Element data from apps and pages
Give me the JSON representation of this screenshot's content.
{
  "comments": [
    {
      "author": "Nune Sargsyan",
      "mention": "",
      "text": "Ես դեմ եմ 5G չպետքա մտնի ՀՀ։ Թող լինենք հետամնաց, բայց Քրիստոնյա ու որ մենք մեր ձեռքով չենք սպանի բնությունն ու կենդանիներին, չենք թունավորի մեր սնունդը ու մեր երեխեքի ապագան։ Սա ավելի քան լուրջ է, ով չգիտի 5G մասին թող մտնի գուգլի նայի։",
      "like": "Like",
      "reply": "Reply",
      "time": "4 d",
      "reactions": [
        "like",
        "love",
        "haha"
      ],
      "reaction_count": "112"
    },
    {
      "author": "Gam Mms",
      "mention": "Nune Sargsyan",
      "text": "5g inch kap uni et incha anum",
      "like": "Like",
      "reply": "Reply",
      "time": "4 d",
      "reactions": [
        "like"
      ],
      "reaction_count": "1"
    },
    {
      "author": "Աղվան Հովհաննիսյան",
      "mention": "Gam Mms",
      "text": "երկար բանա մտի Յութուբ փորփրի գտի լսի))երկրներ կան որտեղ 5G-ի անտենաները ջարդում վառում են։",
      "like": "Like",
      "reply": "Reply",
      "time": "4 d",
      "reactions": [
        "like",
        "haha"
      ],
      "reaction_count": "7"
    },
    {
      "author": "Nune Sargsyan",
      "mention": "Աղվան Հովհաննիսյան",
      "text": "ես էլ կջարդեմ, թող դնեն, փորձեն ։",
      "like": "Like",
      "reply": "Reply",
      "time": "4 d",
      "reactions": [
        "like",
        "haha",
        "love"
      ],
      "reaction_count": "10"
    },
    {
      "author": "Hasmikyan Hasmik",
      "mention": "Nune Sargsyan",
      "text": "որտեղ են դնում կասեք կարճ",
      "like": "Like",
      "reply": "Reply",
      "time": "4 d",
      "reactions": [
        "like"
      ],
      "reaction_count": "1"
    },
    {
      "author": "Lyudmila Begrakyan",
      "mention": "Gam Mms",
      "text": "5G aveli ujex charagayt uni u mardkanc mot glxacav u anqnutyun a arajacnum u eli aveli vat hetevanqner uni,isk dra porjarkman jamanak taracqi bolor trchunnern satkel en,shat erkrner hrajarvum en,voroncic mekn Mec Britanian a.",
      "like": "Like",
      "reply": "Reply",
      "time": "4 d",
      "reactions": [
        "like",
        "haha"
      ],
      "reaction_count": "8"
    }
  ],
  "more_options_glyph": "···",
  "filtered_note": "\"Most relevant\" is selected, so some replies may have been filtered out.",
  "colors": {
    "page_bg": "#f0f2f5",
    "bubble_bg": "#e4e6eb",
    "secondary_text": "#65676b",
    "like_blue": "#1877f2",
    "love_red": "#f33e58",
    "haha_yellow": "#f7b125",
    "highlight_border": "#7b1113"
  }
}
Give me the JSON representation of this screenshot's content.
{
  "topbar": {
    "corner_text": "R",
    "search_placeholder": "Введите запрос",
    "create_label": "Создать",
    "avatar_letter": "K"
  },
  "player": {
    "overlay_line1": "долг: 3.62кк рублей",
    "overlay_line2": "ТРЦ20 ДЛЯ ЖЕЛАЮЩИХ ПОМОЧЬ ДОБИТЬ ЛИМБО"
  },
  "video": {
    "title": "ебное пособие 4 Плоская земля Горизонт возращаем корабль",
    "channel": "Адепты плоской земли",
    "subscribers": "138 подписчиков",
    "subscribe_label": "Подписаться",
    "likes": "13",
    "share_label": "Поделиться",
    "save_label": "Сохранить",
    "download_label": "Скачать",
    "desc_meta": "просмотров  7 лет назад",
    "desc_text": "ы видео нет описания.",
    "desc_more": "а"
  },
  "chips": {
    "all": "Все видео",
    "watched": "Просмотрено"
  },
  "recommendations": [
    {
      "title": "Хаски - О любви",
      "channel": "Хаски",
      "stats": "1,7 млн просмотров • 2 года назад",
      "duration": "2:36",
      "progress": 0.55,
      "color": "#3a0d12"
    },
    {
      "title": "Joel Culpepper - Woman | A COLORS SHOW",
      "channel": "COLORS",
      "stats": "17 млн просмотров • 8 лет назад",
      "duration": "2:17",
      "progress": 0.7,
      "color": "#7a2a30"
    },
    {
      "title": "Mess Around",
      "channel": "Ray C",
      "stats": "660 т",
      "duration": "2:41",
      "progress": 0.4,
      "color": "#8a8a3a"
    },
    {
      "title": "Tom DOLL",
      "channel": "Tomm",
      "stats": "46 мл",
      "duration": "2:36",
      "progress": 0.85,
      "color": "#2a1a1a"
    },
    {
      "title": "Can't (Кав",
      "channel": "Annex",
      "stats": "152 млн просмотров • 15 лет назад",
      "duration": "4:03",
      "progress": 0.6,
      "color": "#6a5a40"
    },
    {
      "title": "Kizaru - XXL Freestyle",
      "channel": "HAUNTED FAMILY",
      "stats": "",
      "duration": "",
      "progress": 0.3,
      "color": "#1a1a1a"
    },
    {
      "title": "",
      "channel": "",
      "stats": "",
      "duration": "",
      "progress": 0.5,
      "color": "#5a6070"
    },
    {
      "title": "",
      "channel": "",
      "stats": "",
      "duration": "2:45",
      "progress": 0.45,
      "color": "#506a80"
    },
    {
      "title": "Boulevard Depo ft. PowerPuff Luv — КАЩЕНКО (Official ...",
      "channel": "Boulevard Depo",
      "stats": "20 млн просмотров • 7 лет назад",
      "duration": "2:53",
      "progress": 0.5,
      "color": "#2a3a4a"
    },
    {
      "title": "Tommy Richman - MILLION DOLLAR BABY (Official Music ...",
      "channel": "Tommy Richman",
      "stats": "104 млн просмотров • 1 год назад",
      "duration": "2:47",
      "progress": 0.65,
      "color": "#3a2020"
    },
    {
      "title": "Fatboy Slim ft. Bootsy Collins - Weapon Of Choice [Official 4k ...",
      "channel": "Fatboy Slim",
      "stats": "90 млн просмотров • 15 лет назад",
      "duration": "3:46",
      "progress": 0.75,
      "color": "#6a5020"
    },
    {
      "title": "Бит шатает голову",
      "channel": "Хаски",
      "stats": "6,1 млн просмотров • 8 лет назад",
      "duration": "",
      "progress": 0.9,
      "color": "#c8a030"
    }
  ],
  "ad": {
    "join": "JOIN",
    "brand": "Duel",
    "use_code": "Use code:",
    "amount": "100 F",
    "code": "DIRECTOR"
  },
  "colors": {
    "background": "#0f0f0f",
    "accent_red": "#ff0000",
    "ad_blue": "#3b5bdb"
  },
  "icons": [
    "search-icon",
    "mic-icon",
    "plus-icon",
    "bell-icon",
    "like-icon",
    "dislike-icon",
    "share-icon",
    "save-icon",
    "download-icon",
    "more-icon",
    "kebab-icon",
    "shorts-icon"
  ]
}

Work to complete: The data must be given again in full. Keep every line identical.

Result for this task:
Give me the JSON representation of this screenshot's content.
{
  "comments": [
    {
      "author": "Nune Sargsyan",
      "mention": "",
      "text": "Ես դեմ եմ 5G չպետքա մտնի ՀՀ։ Թող լինենք հետամնաց, բայց Քրիստոնյա ու որ մենք մեր ձեռքով չենք սպանի բնությունն ու կենդանիներին, չենք թունավորի մեր սնունդը ու մեր երեխեքի ապագան։ Սա ավելի քան լուրջ է, ով չգիտի 5G մասին թող մտնի գուգլի նայի։",
      "like": "Like",
      "reply": "Reply",
      "time": "4 d",
      "reactions": [
        "like",
        "love",
        "haha"
      ],
      "reaction_count": "112"
    },
    {
      "author": "Gam Mms",
      "mention": "Nune Sargsyan",
      "text": "5g inch kap uni et incha anum",
      "like": "Like",
      "reply": "Reply",
      "time": "4 d",
      "reactions": [
        "like"
      ],
      "reaction_count": "1"
    },
    {
      "author": "Աղվան Հովհաննիսյան",
      "mention": "Gam Mms",
      "text": "երկար բանա մտի Յութուբ փորփրի գտի լսի))երկրներ կան որտեղ 5G-ի անտենաները ջարդում վառում են։",
      "like": "Like",
      "reply": "Reply",
      "time": "4 d",
      "reactions": [
        "like",
        "haha"
      ],
      "reaction_count": "7"
    },
    {
      "author": "Nune Sargsyan",
      "mention": "Աղվան Հովհաննիսյան",
      "text": "ես էլ կջարդեմ, թող դնեն, փորձեն ։",
      "like": "Like",
      "reply": "Reply",
      "time": "4 d",
      "reactions": [
        "like",
        "haha",
        "love"
      ],
      "reaction_count": "10"
    },
    {
      "author": "Hasmikyan Hasmik",
      "mention": "Nune Sargsyan",
      "text": "որտեղ են դնում կասեք կարճ",
      "like": "Like",
      "reply": "Reply",
      "time": "4 d",
      "reactions": [
        "like"
      ],
      "reaction_count": "1"
    },
    {
      "author": "Lyudmila Begrakyan",
      "mention": "Gam Mms",
      "text": "5G aveli ujex charagayt uni u mardkanc mot glxacav u anqnutyun a arajacnum u eli aveli vat hetevanqner uni,isk dra porjarkman jamanak taracqi bolor trchunnern satkel en,shat erkrner hrajarvum en,voroncic mekn Mec Britanian a.",
      "like": "Like",
      "reply": "Reply",
      "time": "4 d",
      "reactions": [
        "like",
        "haha"
      ],
      "reaction_count": "8"
    }
  ],
  "more_options_glyph": "···",
  "filtered_note": "\"Most relevant\" is selected, so some replies may have been filtered out.",
  "colors": {
    "page_bg": "#f0f2f5",
    "bubble_bg": "#e4e6eb",
    "secondary_text": "#65676b",
    "like_blue": "#1877f2",
    "love_red": "#f33e58",
    "haha_yellow": "#f7b125",
    "highlight_border": "#7b1113"
  }
}
Give me the JSON representation of this screenshot's content.
{
  "topbar": {
    "corner_text": "R",
    "search_placeholder": "Введите запрос",
    "create_label": "Создать",
    "avatar_letter": "K"
  },
  "player": {
    "overlay_line1": "долг: 3.62кк рублей",
    "overlay_line2": "ТРЦ20 ДЛЯ ЖЕЛАЮЩИХ ПОМОЧЬ ДОБИТЬ ЛИМБО"
  },
  "video": {
    "title": "ебное пособие 4 Плоская земля Горизонт возращаем корабль",
    "channel": "Адепты плоской земли",
    "subscribers": "138 подписчиков",
    "subscribe_label": "Подписаться",
    "likes": "13",
    "share_label": "Поделиться",
    "save_label": "Сохранить",
    "download_label": "Скачать",
    "desc_meta": "просмотров  7 лет назад",
    "desc_text": "ы видео нет описания.",
    "desc_more": "а"
  },
  "chips": {
    "all": "Все видео",
    "watched": "Просмотрено"
  },
  "recommendations": [
    {
      "title": "Хаски - О любви",
      "channel": "Хаски",
      "stats": "1,7 млн просмотров • 2 года назад",
      "duration": "2:36",
      "progress": 0.55,
      "color": "#3a0d12"
    },
    {
      "title": "Joel Culpepper - Woman | A COLORS SHOW",
      "channel": "COLORS",
      "stats": "17 млн просмотров • 8 лет назад",
      "duration": "2:17",
      "progress": 0.7,
      "color": "#7a2a30"
    },
    {
      "title": "Mess Around",
      "channel": "Ray C",
      "stats": "660 т",
      "duration": "2:41",
      "progress": 0.4,
      "color": "#8a8a3a"
    },
    {
      "title": "Tom DOLL",
      "channel": "Tomm",
      "stats": "46 мл",
      "duration": "2:36",
      "progress": 0.85,
      "color": "#2a1a1a"
    },
    {
      "title": "Can't (Кав",
      "channel": "Annex",
      "stats": "152 млн просмотров • 15 лет назад",
      "duration": "4:03",
      "progress": 0.6,
      "color": "#6a5a40"
    },
    {
      "title": "Kizaru - XXL Freestyle",
      "channel": "HAUNTED FAMILY",
      "stats": "",
      "duration": "",
      "progress": 0.3,
      "color": "#1a1a1a"
    },
    {
      "title": "",
      "channel": "",
      "stats": "",
      "duration": "",
      "progress": 0.5,
      "color": "#5a6070"
    },
    {
      "title": "",
      "channel": "",
      "stats": "",
      "duration": "2:45",
      "progress": 0.45,
      "color": "#506a80"
    },
    {
      "title": "Boulevard Depo ft. PowerPuff Luv — КАЩЕНКО (Official ...",
      "channel": "Boulevard Depo",
      "stats": "20 млн просмотров • 7 лет назад",
      "duration": "2:53",
      "progress": 0.5,
      "color": "#2a3a4a"
    },
    {
      "title": "Tommy Richman - MILLION DOLLAR BABY (Official Music ...",
      "channel": "Tommy Richman",
      "stats": "104 млн просмотров • 1 год назад",
      "duration": "2:47",
      "progress": 0.65,
      "color": "#3a2020"
    },
    {
      "title": "Fatboy Slim ft. Bootsy Collins - Weapon Of Choice [Official 4k ...",
      "channel": "Fatboy Slim",
      "stats": "90 млн просмотров • 15 лет назад",
      "duration": "3:46",
      "progress": 0.75,
      "color": "#6a5020"
    },
    {
      "title": "Бит шатает голову",
      "channel": "Хаски",
      "stats": "6,1 млн просмотров • 8 лет назад",
      "duration": "",
      "progress": 0.9,
      "color": "#c8a030"
    }
  ],
  "ad": {
    "join": "JOIN",
    "brand": "Duel",
    "use_code": "Use code:",
    "amount": "100 F",
    "code": "DIRECTOR"
  },
  "colors": {
    "background": "#0f0f0f",
    "accent_red": "#ff0000",
    "ad_blue": "#3b5bdb"
  },
  "icons": [
    "search-icon",
    "mic-icon",
    "plus-icon",
    "bell-icon",
    "like-icon",
    "dislike-icon",
    "share-icon",
    "save-icon",
    "download-icon",
    "more-icon",
    "kebab-icon",
    "shorts-icon"
  ]
}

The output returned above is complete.